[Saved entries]
□ □ □ □
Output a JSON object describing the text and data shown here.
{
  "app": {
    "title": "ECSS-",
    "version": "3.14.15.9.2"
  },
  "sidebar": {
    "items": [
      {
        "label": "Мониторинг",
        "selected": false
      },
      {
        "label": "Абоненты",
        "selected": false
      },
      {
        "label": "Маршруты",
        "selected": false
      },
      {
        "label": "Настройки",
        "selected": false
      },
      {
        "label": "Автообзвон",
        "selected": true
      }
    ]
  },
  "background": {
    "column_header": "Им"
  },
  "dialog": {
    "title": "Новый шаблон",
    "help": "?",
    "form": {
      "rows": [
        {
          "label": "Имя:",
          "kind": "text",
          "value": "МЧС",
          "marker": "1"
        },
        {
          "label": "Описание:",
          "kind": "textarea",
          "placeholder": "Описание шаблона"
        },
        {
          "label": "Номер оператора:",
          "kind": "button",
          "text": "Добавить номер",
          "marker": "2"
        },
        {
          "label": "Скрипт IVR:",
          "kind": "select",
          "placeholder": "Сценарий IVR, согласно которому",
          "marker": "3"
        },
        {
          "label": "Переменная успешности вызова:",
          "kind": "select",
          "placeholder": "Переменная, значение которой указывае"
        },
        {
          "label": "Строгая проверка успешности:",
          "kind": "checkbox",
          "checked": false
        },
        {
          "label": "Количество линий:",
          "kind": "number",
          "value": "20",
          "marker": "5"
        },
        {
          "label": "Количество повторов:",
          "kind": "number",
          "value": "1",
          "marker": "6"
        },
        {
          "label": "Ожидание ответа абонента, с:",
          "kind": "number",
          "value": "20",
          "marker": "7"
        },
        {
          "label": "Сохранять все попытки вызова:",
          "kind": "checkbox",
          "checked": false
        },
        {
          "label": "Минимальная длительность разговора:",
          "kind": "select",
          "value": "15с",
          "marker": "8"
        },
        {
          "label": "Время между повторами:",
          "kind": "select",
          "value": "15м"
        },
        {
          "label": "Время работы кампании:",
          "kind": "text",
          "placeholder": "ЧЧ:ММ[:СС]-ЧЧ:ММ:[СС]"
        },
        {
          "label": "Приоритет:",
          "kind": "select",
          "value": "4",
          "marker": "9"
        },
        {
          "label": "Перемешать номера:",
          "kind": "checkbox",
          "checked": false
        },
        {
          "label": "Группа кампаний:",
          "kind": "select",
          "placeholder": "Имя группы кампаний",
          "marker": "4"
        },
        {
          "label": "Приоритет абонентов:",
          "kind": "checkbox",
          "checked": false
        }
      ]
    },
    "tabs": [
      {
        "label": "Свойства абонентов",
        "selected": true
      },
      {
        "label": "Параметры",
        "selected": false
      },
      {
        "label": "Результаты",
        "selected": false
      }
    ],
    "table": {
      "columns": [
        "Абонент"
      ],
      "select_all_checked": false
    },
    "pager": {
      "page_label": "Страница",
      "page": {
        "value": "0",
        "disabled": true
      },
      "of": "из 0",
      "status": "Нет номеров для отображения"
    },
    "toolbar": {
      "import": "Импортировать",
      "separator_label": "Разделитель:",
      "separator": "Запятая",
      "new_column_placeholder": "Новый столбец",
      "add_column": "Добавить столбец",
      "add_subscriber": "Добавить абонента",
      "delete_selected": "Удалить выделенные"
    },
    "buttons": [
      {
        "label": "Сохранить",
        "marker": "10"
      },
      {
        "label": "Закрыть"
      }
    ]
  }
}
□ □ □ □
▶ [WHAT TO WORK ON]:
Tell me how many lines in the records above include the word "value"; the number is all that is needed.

▶ [REPLY]:
8